The women I met with were surprisingly kind. I had walked into that meeting prepared to fight for my son, as I had in every other meeting, and this was not the case this time. These women seemed to really care about Xander being as successful as possible during the school year, and cared very little for the budget aspect. Xander’s teacher was very realistic with her goals for him, as well as strengths and weaknesses. She shared her observations, and what she had implemented into his class time to help with his special needs. The case manager, who is usually the tricky one to deal with, was warm. Despite their kindness, an IEP is the ultimate game of chicken. What a parent wants, and what an educator wants rarely match up completely. You have to really pick and choose what items you battle for. I knew Xander’s speech had progressed to the point that he no longer needed speech therapy, yet I still asked for speech services, knowing that I could negotiate away speech in order to keep something else that was much more important like keeping his para educator. It may seem like an awful tactic, but if it gets my kiddo the services he needs to be successful, I’ll do it.

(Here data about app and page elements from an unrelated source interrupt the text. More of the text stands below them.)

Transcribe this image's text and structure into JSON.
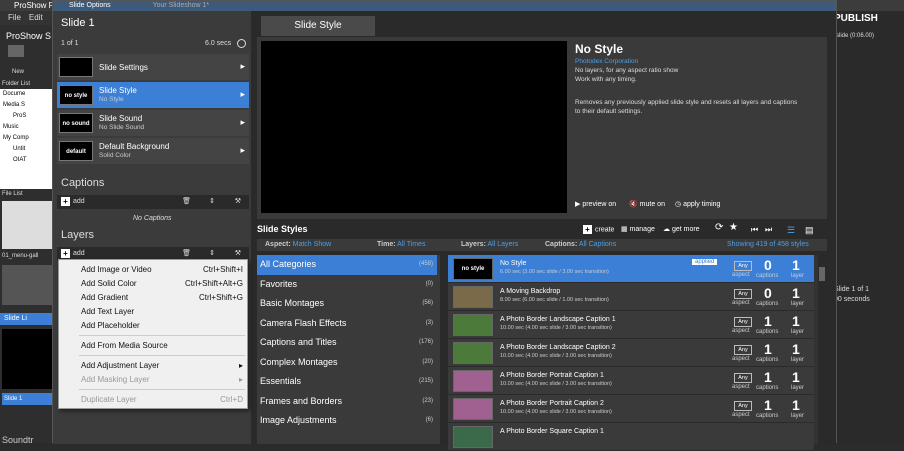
{
  "app": {
    "title": "ProShow P",
    "menu": [
      "File",
      "Edit"
    ],
    "project_label": "ProShow S",
    "new_label": "New",
    "folder_list": "Folder List",
    "tree": [
      "Docume",
      "Media S",
      "ProS",
      "My Comp",
      "Untit",
      "OIAT",
      "Music"
    ],
    "file_list": "File List",
    "file_caption": "01_menu-gall",
    "slide_list": "Slide Li",
    "slide1": "Slide 1",
    "soundtrack": "Soundtr",
    "publish": "PUBLISH",
    "right_info": "slide (0:06.00)",
    "slide_of": "Slide 1 of 1",
    "seconds": "00 seconds"
  },
  "dialog": {
    "title": "Slide Options",
    "subtitle": "Your Slideshow 1*"
  },
  "left": {
    "slide_title": "Slide 1",
    "slide_count": "1 of 1",
    "duration": "6.0 secs",
    "rows": [
      {
        "label": "Slide Settings",
        "sub": "",
        "thumb": ""
      },
      {
        "label": "Slide Style",
        "sub": "No Style",
        "thumb": "no style"
      },
      {
        "label": "Slide Sound",
        "sub": "No Slide Sound",
        "thumb": "no sound"
      },
      {
        "label": "Default Background",
        "sub": "Solid Color",
        "thumb": "default"
      }
    ],
    "captions_hdr": "Captions",
    "add": "add",
    "no_captions": "No Captions",
    "layers_hdr": "Layers"
  },
  "menu": {
    "items": [
      {
        "label": "Add Image or Video",
        "shortcut": "Ctrl+Shift+I"
      },
      {
        "label": "Add Solid Color",
        "shortcut": "Ctrl+Shift+Alt+G"
      },
      {
        "label": "Add Gradient",
        "shortcut": "Ctrl+Shift+G"
      },
      {
        "label": "Add Text Layer",
        "shortcut": ""
      },
      {
        "label": "Add Placeholder",
        "shortcut": ""
      },
      {
        "label": "Add From Media Source",
        "shortcut": ""
      },
      {
        "label": "Add Adjustment Layer",
        "shortcut": ""
      },
      {
        "label": "Add Masking Layer",
        "shortcut": ""
      },
      {
        "label": "Duplicate Layer",
        "shortcut": "Ctrl+D"
      }
    ]
  },
  "main": {
    "tab": "Slide Style",
    "style_name": "No Style",
    "vendor": "Photodex Corporation",
    "desc1": "No layers, for any aspect ratio show",
    "desc2": "Work with any timing.",
    "desc3": "Removes any previously applied slide style and resets all layers and captions",
    "desc4": "to their default settings.",
    "preview_on": "preview on",
    "mute_on": "mute on",
    "apply_timing": "apply timing",
    "ss_title": "Slide Styles",
    "create": "create",
    "manage": "manage",
    "get_more": "get more",
    "filter": {
      "aspect_l": "Aspect:",
      "aspect_v": "Match Show",
      "time_l": "Time:",
      "time_v": "All Times",
      "layers_l": "Layers:",
      "layers_v": "All Layers",
      "captions_l": "Captions:",
      "captions_v": "All Captions",
      "showing": "Showing 419 of 458 styles"
    },
    "categories": [
      {
        "name": "All Categories",
        "count": "(458)"
      },
      {
        "name": "Favorites",
        "count": "(0)"
      },
      {
        "name": "Basic Montages",
        "count": "(56)"
      },
      {
        "name": "Camera Flash Effects",
        "count": "(3)"
      },
      {
        "name": "Captions and Titles",
        "count": "(176)"
      },
      {
        "name": "Complex Montages",
        "count": "(20)"
      },
      {
        "name": "Essentials",
        "count": "(215)"
      },
      {
        "name": "Frames and Borders",
        "count": "(23)"
      },
      {
        "name": "Image Adjustments",
        "count": "(6)"
      }
    ],
    "styles": [
      {
        "name": "No Style",
        "desc": "6.00 sec (3.00 sec slide / 3.00 sec transition)",
        "thumb": "no style",
        "caps": "0",
        "layers": "1",
        "applied": "applied"
      },
      {
        "name": "A Moving Backdrop",
        "desc": "8.00 sec (6.00 sec slide / 1.00 sec transition)",
        "thumb": "",
        "caps": "0",
        "layers": "1",
        "applied": ""
      },
      {
        "name": "A Photo Border Landscape Caption 1",
        "desc": "10.00 sec (4.00 sec slide / 3.00 sec transition)",
        "thumb": "",
        "caps": "1",
        "layers": "1",
        "applied": ""
      },
      {
        "name": "A Photo Border Landscape Caption 2",
        "desc": "10.00 sec (4.00 sec slide / 3.00 sec transition)",
        "thumb": "",
        "caps": "1",
        "layers": "1",
        "applied": ""
      },
      {
        "name": "A Photo Border Portrait Caption 1",
        "desc": "10.00 sec (4.00 sec slide / 3.00 sec transition)",
        "thumb": "",
        "caps": "1",
        "layers": "1",
        "applied": ""
      },
      {
        "name": "A Photo Border Portrait Caption 2",
        "desc": "10.00 sec (4.00 sec slide / 3.00 sec transition)",
        "thumb": "",
        "caps": "1",
        "layers": "1",
        "applied": ""
      },
      {
        "name": "A Photo Border Square Caption 1",
        "desc": "",
        "thumb": "",
        "caps": "",
        "layers": "",
        "applied": ""
      }
    ],
    "any": "Any",
    "aspect": "aspect",
    "captions": "captions",
    "layer": "layer"
  }
}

I’d love to say that the experience with the new district was perfect, and I walked out of that meeting with every service Xander truly needed. That wasn’t the case. He won’t be receiving speech, as he no longer qualifies (YESSSS!!). We asked for a re-assessment of OT needs based on his classroom setting, and they agreed. His need for para support will be assessed by a district behaviorist, rather than our ABA consultant, however, the district behaviorist will consult with our ABA consultant before completing her assessment. Despite the back and forth, the overall feeling in the room was comfortable. The district was receptive to my points, just as I was to theirs. There was a sense of unity; we all wanted Xander to have the best chance at being successful this year. It is amazing to feel that we are all working for and towards the same goal, and that’s all I can really ask for.